[Provided data Boundary: Start]
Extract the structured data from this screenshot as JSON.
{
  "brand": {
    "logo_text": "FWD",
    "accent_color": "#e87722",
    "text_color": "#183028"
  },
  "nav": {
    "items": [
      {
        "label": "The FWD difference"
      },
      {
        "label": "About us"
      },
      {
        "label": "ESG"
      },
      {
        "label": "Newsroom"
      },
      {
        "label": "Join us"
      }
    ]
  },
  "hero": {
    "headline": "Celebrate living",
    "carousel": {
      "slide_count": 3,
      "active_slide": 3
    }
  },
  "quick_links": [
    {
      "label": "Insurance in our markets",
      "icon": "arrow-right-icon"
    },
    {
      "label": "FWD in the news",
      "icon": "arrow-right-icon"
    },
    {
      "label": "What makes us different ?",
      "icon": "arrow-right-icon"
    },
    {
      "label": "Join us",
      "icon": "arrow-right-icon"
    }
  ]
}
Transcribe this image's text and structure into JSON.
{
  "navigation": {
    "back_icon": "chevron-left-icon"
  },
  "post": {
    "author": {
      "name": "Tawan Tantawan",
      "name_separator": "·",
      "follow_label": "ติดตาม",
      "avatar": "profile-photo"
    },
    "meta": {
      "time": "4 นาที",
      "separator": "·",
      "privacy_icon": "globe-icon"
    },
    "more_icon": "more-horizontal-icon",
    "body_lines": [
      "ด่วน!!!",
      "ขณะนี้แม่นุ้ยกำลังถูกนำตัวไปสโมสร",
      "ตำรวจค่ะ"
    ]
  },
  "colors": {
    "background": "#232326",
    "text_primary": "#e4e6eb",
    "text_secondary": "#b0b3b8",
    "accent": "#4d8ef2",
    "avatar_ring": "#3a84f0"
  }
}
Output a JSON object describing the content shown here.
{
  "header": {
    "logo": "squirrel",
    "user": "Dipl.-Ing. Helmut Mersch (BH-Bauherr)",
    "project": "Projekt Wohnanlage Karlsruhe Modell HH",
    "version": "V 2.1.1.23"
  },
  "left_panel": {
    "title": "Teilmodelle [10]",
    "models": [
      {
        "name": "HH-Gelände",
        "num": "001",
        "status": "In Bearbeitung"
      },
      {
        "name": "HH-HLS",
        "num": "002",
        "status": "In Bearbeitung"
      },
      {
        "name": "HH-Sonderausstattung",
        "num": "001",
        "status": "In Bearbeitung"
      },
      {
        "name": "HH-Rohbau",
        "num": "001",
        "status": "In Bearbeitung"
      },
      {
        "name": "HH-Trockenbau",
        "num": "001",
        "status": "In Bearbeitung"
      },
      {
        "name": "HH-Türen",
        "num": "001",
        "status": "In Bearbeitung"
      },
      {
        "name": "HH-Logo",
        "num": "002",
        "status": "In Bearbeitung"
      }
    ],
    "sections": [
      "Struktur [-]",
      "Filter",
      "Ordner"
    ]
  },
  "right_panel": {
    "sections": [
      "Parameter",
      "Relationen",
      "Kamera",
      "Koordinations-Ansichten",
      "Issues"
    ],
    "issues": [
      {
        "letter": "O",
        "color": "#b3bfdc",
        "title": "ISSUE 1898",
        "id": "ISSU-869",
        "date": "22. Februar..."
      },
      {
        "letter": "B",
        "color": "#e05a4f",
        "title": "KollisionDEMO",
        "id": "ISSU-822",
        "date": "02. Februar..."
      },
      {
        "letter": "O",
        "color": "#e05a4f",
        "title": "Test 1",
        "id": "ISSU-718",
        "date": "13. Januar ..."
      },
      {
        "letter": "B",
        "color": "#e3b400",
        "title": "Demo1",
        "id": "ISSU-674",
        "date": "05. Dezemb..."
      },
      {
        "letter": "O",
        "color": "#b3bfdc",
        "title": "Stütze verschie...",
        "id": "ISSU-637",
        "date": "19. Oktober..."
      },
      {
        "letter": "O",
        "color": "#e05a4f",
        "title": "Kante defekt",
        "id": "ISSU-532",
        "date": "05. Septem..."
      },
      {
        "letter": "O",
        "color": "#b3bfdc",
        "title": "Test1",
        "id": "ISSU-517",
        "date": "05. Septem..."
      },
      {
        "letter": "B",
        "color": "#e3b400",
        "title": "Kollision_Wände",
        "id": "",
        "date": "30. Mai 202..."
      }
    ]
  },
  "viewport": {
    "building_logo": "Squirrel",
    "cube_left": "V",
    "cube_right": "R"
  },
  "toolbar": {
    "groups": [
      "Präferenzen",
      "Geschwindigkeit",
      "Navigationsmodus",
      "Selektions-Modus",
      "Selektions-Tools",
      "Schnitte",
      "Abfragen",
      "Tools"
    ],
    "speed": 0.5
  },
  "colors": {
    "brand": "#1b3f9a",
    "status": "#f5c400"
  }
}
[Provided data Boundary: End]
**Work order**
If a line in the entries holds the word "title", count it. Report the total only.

**Response to this exercise**
9